It's easier when one person takes the fall, when they assume the blame that should rightfully be spread upon the entire group. The blame falls harder on that one person, but the others are then free.
What happens, then, is that the others who deserve the blame often forget their culpability. They deny that they were guilty, even as the guilt eats away at them. They shape their lives to isolate the memory of pain, and it erodes part of us.
I believe that sin is still real, and that it has power over us. When we forget that we are guilty, because Jesus took the full punishment of our sins, we shape our lives to avoid mention of sin. We don't like thinking about it, so we ignore it, but it eats away at us. We forget to be grateful for the freedom Christ has given us, and instead we become imprisoned to other lessor gods who promise us freedom at a lower price, albeit a freedom that often rings hollow after time.
Peter's denial is complicated, driven by fear, unaware of the events circulating in the air that will take place in the coming days. He reacts impulsively, and impulse leads us to protect our own skin.

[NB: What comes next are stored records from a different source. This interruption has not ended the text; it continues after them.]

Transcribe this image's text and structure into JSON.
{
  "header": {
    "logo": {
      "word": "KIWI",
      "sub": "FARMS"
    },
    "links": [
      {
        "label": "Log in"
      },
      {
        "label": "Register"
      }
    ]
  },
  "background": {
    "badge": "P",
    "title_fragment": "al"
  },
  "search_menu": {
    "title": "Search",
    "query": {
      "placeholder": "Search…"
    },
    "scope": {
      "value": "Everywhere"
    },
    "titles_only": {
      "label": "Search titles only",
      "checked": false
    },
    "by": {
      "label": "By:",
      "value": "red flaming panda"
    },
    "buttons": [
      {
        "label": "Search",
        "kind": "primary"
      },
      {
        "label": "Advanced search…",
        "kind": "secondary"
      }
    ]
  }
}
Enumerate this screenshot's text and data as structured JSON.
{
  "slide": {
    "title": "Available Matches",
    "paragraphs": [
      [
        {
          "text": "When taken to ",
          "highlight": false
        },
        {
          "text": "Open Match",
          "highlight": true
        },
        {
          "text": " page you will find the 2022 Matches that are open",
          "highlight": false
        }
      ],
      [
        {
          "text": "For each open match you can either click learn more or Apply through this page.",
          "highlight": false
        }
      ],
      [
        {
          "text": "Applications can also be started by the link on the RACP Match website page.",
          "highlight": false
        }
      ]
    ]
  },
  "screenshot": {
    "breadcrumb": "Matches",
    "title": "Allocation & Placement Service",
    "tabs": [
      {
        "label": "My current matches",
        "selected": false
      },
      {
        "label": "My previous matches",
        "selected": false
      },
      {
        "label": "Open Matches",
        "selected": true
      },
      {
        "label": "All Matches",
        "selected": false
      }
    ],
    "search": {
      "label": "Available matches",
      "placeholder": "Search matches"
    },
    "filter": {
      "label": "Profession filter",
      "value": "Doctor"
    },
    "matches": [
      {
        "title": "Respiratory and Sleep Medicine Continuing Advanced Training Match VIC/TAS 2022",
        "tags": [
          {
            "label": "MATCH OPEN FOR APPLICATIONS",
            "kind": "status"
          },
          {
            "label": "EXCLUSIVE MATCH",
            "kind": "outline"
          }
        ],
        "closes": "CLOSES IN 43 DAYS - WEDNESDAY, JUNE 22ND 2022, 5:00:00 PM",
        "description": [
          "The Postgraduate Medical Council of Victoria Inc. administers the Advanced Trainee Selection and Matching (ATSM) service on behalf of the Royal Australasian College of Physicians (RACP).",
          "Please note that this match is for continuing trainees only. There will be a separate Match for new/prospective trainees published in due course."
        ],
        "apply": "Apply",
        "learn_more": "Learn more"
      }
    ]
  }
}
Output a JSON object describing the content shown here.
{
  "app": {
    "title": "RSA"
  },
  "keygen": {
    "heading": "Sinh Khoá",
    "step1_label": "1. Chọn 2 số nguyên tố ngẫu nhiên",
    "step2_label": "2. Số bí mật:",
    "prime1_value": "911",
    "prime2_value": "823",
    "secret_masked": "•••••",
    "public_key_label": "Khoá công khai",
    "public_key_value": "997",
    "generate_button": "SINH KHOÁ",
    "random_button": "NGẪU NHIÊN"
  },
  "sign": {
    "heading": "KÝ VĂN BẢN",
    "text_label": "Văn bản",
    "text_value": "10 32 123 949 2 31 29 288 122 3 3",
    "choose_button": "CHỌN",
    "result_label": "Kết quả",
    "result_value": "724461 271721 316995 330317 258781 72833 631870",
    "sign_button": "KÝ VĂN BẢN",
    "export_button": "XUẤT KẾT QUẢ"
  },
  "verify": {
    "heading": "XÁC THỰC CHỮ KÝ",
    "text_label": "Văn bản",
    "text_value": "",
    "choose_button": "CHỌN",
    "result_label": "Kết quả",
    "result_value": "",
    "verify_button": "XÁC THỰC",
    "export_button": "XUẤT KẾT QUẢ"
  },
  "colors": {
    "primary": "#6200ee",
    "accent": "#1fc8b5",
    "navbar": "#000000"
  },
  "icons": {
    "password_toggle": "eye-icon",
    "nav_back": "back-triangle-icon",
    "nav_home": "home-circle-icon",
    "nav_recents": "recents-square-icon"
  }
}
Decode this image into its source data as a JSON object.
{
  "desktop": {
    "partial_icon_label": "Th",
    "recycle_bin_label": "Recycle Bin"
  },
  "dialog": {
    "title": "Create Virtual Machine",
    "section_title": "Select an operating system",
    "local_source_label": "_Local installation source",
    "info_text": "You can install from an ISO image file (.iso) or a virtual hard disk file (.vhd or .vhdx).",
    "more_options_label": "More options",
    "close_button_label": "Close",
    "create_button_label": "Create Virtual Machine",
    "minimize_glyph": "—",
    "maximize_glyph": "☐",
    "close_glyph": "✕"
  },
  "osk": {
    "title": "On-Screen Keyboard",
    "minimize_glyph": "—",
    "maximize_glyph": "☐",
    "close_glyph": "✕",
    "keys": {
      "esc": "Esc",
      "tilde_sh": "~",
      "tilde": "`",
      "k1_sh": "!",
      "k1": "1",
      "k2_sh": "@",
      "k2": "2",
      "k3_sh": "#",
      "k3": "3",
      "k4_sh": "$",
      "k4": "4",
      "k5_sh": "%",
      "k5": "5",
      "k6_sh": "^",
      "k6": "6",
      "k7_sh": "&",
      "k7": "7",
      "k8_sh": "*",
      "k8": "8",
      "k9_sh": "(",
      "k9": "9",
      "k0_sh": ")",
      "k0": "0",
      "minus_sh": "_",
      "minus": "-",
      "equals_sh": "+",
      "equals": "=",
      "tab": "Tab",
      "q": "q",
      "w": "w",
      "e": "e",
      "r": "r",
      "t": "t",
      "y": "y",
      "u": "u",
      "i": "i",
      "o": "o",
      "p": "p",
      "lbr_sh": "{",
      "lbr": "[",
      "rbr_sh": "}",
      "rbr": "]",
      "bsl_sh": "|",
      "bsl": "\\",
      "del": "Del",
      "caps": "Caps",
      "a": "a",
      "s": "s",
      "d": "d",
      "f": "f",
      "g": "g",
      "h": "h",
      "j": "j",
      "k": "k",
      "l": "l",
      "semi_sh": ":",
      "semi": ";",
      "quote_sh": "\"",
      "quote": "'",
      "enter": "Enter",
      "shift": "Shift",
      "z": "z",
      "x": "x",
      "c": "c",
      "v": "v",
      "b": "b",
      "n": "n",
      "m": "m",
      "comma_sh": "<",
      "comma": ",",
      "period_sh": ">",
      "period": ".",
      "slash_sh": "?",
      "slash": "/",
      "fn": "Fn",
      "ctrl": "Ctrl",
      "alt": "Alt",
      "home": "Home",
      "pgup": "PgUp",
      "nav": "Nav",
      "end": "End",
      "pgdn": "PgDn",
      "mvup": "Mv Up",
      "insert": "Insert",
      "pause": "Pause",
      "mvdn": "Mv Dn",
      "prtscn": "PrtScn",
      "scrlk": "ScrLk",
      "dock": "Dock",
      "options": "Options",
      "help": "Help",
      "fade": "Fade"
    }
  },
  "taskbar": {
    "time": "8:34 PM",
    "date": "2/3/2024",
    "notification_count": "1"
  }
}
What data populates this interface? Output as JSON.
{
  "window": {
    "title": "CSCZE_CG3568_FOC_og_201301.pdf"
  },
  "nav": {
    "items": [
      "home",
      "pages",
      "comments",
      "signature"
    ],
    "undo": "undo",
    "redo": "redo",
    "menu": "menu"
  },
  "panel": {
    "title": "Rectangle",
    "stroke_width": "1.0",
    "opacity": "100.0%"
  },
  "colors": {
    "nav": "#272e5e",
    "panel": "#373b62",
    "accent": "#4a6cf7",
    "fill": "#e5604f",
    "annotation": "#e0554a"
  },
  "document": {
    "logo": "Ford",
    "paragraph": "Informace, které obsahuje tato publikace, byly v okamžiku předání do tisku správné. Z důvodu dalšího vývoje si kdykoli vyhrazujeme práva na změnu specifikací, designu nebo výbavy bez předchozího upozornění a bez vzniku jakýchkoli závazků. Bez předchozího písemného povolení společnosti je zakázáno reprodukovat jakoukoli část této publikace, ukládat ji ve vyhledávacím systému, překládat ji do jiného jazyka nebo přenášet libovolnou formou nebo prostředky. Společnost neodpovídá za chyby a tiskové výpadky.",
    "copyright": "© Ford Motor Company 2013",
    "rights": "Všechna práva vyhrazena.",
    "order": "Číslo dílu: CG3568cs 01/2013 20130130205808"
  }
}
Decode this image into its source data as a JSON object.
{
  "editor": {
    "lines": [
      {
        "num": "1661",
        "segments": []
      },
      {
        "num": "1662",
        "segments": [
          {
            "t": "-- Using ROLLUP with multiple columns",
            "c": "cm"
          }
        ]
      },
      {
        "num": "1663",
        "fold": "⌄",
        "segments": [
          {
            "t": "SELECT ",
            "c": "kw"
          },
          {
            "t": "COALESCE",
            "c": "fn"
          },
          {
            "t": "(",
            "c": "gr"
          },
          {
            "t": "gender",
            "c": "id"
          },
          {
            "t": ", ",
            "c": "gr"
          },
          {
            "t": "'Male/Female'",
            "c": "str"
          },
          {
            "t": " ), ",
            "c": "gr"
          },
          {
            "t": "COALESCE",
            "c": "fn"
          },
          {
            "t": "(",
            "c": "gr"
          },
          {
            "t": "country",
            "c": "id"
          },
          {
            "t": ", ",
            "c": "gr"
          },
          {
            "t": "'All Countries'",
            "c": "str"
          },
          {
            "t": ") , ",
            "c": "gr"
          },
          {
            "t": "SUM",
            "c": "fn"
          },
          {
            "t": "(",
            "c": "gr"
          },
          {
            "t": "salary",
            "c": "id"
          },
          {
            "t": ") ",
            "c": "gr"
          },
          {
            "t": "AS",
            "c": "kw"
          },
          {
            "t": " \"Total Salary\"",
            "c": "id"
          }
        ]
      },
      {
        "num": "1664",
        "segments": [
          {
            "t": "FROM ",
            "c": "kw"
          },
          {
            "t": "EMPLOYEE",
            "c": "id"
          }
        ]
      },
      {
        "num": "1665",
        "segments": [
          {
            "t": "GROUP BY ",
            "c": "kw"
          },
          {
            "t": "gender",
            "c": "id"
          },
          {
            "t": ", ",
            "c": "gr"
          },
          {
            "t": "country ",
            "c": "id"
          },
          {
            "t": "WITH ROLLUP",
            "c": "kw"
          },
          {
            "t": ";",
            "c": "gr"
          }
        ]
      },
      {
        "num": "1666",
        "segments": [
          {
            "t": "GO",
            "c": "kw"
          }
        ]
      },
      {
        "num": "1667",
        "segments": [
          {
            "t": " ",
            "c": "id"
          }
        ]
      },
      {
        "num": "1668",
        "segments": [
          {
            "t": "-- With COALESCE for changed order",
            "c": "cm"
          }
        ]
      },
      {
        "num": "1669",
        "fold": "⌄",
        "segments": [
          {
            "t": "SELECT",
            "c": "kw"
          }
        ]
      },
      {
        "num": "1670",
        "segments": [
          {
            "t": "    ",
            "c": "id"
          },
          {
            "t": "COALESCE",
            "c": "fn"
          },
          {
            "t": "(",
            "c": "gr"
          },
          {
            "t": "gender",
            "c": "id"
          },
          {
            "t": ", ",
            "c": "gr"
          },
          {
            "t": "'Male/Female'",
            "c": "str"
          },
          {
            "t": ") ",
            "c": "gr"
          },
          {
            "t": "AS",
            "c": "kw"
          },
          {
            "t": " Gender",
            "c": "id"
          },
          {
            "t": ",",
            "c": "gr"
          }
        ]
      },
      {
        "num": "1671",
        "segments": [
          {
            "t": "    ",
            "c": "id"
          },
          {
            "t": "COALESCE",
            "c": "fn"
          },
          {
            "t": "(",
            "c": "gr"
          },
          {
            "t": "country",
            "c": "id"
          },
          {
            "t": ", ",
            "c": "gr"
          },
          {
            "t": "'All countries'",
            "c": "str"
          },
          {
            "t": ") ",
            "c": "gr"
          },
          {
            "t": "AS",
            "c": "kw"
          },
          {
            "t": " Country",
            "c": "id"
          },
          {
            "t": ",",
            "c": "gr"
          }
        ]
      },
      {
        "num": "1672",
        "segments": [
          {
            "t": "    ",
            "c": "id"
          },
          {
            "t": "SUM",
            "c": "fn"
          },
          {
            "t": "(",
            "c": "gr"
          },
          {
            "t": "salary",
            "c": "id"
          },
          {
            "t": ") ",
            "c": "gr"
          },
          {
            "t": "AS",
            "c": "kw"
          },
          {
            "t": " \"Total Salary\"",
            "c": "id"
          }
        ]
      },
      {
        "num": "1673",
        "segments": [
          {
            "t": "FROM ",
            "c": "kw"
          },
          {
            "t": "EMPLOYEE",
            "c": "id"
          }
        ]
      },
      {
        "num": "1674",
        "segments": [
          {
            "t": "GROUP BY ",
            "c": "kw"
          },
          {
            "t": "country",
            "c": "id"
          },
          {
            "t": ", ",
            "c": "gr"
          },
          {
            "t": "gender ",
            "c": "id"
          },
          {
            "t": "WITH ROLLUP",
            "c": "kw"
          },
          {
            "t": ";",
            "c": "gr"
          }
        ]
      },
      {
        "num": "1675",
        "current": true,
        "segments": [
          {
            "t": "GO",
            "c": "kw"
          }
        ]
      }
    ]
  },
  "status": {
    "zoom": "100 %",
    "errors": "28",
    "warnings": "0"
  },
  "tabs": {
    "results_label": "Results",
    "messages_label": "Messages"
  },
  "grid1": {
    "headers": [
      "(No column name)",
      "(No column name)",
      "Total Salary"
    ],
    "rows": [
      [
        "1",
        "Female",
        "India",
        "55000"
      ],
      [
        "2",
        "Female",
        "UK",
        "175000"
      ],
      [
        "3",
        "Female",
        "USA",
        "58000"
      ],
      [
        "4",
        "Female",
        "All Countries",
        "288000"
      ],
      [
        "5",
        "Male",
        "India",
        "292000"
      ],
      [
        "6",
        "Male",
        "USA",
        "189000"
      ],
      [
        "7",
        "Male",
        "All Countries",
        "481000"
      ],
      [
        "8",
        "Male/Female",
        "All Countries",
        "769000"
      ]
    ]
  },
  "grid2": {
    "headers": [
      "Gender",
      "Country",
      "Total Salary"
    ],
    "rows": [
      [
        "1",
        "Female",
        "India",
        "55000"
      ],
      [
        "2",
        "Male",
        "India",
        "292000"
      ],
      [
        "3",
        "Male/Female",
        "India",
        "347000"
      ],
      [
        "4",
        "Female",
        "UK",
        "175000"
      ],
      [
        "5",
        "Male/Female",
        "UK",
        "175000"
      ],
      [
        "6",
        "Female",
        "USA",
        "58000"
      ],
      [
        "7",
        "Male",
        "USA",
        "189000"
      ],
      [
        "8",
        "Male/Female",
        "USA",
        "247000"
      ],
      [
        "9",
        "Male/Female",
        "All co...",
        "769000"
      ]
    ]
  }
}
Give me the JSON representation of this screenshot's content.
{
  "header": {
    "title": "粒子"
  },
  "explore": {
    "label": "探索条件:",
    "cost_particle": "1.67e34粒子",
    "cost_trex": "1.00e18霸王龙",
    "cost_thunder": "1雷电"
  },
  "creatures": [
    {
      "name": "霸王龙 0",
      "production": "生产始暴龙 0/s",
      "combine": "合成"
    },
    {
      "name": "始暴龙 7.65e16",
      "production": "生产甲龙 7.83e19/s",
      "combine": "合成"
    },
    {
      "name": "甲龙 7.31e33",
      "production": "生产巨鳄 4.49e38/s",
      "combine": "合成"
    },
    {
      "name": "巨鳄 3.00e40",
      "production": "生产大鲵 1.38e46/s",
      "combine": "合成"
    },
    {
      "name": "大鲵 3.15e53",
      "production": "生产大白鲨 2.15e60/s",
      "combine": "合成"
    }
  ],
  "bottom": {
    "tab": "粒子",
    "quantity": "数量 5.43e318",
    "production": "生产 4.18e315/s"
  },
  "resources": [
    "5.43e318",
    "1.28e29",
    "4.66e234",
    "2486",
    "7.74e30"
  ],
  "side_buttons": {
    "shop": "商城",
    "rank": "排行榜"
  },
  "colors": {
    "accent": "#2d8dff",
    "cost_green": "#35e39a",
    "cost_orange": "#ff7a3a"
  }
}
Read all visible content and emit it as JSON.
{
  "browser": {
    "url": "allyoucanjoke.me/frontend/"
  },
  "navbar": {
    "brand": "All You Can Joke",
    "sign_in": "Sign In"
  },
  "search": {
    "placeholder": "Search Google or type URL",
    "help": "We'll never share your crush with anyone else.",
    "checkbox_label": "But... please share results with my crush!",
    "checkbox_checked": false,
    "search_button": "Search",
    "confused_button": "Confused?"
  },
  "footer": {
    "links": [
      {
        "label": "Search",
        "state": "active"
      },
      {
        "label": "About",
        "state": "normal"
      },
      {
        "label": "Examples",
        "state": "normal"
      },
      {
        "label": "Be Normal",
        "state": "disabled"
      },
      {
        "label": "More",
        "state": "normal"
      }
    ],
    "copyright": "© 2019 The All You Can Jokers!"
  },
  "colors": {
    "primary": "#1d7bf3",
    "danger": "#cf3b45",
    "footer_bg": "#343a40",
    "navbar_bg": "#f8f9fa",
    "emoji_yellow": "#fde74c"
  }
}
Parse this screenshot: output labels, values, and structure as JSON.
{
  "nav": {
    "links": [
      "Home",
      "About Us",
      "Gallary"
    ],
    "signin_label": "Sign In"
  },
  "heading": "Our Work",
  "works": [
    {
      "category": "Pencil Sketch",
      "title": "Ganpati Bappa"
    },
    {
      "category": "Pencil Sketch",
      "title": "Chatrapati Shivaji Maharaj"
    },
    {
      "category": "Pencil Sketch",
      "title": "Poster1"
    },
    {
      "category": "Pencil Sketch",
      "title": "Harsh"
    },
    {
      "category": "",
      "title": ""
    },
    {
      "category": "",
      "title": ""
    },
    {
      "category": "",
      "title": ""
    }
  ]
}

So let us not shrink back in culpability. May we accept our sin and our role, and may we embrace the freedom that Christ gives us. We must go through the cross to get there, but the light that shines on the other side is worth enduring the pain.